It builds subtly until everything is all out in the mix and everyone is relaxed into the beat and flow of the song. No major crescendo, just a full sound with guitar effects to take you out at the end.
This track is ideal to listen to: as one song which if not well reproduced can sound weak and lacklustre. If you can feel it, then you’re winning.
Again, there are plenty of Radiohead tracks that make for great HiFi testing.
Summing Up – How does it all sound so far?
There is so much music available to test your HiFi system that it makes it hard to land on just a few tracks. Ideally, this list will give you enough songs that you can experience frequency ranges and music you might not otherwise have tried out.
We didn’t include so many great tracks from Metallica, NF, Fat Boy Slim, Eminem, Muse, Dave Matthews, Jeff Buckley, Mahavishnu Orchestra, Gene Pitney, Rage against the Machine, Bob Dylan, Wilco…oh so many! There isn’t even any Country Music on this list!
If you have special tracks you like, feel free to drop them in the comments below. I can’t believe someone one include Comfortably Numb by Pink Floyd – that guitar solo by Dave Gilmour is moving.
Speaker tests and Amp tests take time. Enjoy the journey and as mentioned, try to have more than one listening testing session. Your ears will be different based on what they have been listening to before you test out your HiFi system. A busy office, traffic, silence will all change how you hear things as you try it all out.
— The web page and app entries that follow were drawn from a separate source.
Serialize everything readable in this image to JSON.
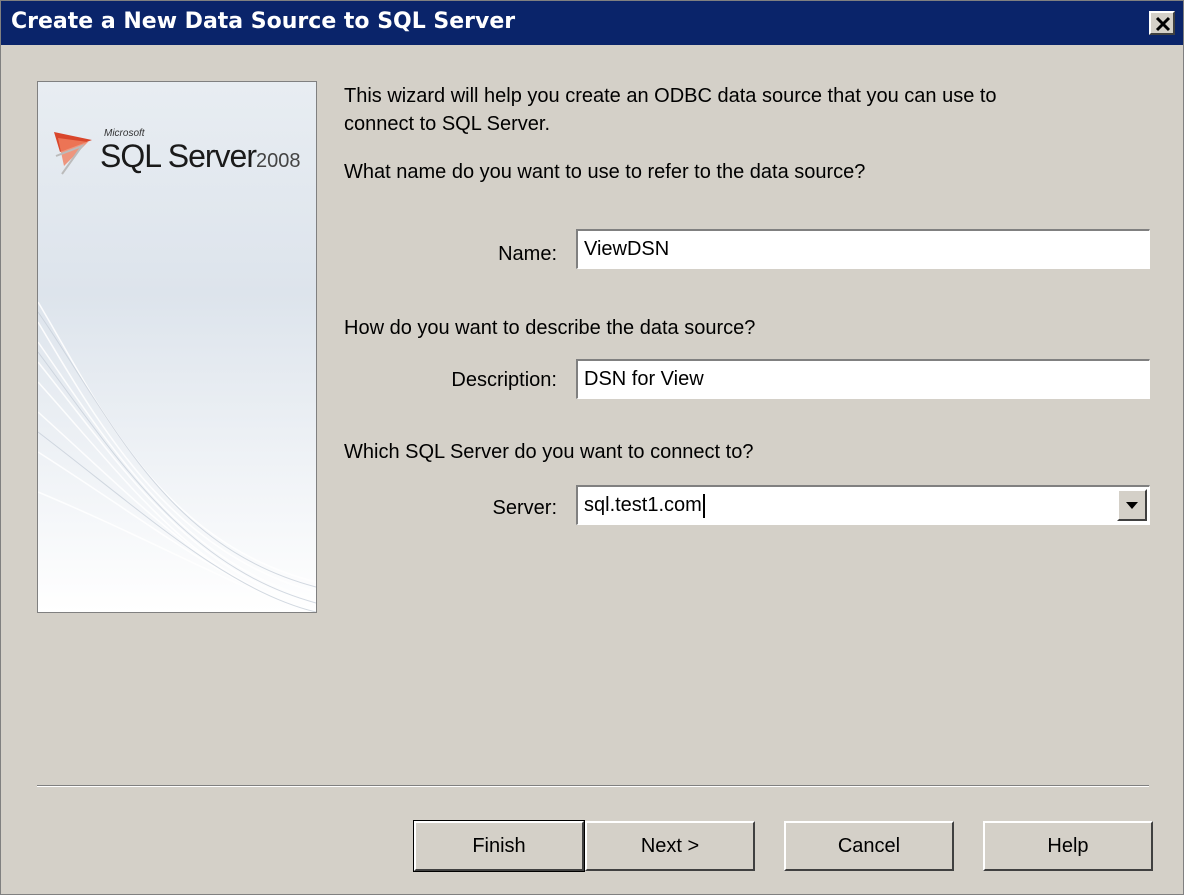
{
  "window": {
    "title": "Create a New Data Source to SQL Server"
  },
  "sidebar": {
    "logo_microsoft": "Microsoft",
    "logo_product": "SQL Server",
    "logo_year": "2008"
  },
  "intro": {
    "line1": "This wizard will help you create an ODBC data source that you can use to",
    "line2": "connect to SQL Server."
  },
  "name_section": {
    "question": "What name do you want to use to refer to the data source?",
    "label": "Name:",
    "value": "ViewDSN"
  },
  "description_section": {
    "question": "How do you want to describe the data source?",
    "label": "Description:",
    "value": "DSN for View"
  },
  "server_section": {
    "question": "Which SQL Server do you want to connect to?",
    "label": "Server:",
    "value": "sql.test1.com"
  },
  "buttons": {
    "finish": "Finish",
    "next": "Next >",
    "cancel": "Cancel",
    "help": "Help"
  }
}
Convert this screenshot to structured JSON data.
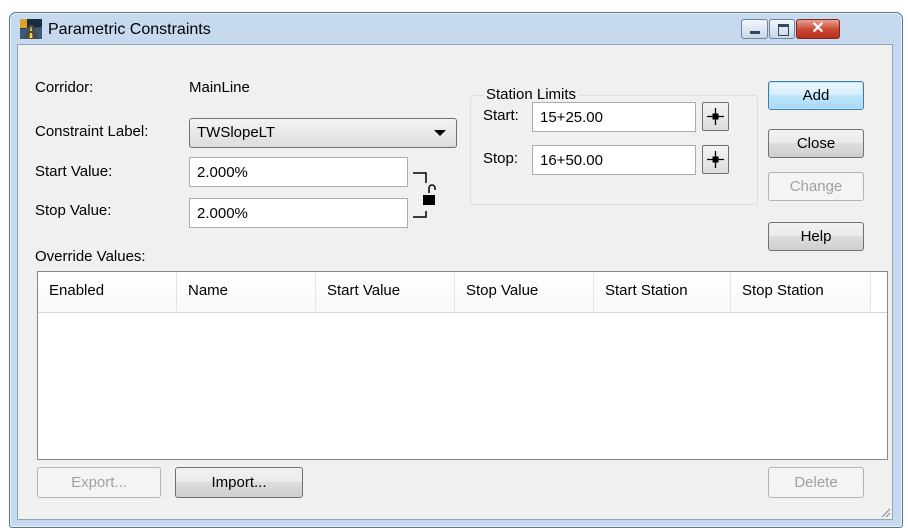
{
  "window": {
    "title": "Parametric Constraints",
    "app_icon": "road-icon"
  },
  "corridor": {
    "label": "Corridor:",
    "value": "MainLine"
  },
  "constraint_label": {
    "label": "Constraint Label:",
    "value": "TWSlopeLT"
  },
  "start_value": {
    "label": "Start Value:",
    "value": "2.000%"
  },
  "stop_value": {
    "label": "Stop Value:",
    "value": "2.000%"
  },
  "station_limits": {
    "title": "Station Limits",
    "start_label": "Start:",
    "start_value": "15+25.00",
    "stop_label": "Stop:",
    "stop_value": "16+50.00"
  },
  "buttons": {
    "add": "Add",
    "close": "Close",
    "change": "Change",
    "help": "Help",
    "export": "Export...",
    "import": "Import...",
    "delete": "Delete"
  },
  "override": {
    "label": "Override Values:",
    "columns": [
      "Enabled",
      "Name",
      "Start Value",
      "Stop Value",
      "Start Station",
      "Stop Station"
    ],
    "rows": []
  },
  "colors": {
    "titlebar": "#c6d9ee",
    "client": "#f0f0f0",
    "default_button": "#bee6fd",
    "close_button": "#c8452f"
  }
}
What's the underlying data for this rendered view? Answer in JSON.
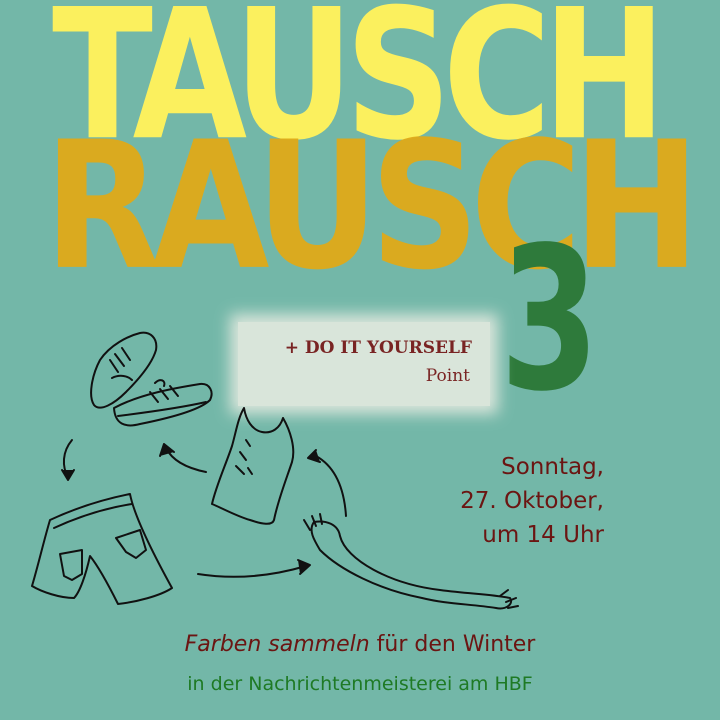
{
  "title": {
    "line1": "TAUSCH",
    "line2": "RAUSCH",
    "number": "3"
  },
  "diy": {
    "title": "+ DO IT YOURSELF",
    "subtitle": "Point"
  },
  "event": {
    "day": "Sonntag,",
    "date": "27. Oktober,",
    "time": "um 14 Uhr"
  },
  "tagline": {
    "italic": "Farben sammeln",
    "regular": "für den Winter"
  },
  "venue": "in der Nachrichtenmeisterei am HBF",
  "colors": {
    "background": "#73b7a8",
    "tausch": "#fbf05e",
    "rausch": "#e0aa18",
    "number": "#2e7a3b",
    "text_dark_red": "#6b1512",
    "text_green": "#1e7a24"
  },
  "illustrations": [
    "sneakers-sketch",
    "tank-top-sketch",
    "shorts-sketch",
    "scarf-sketch",
    "arrow-icon"
  ]
}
Whatever the HiFi equipment you end up with, enjoy it and let it move you.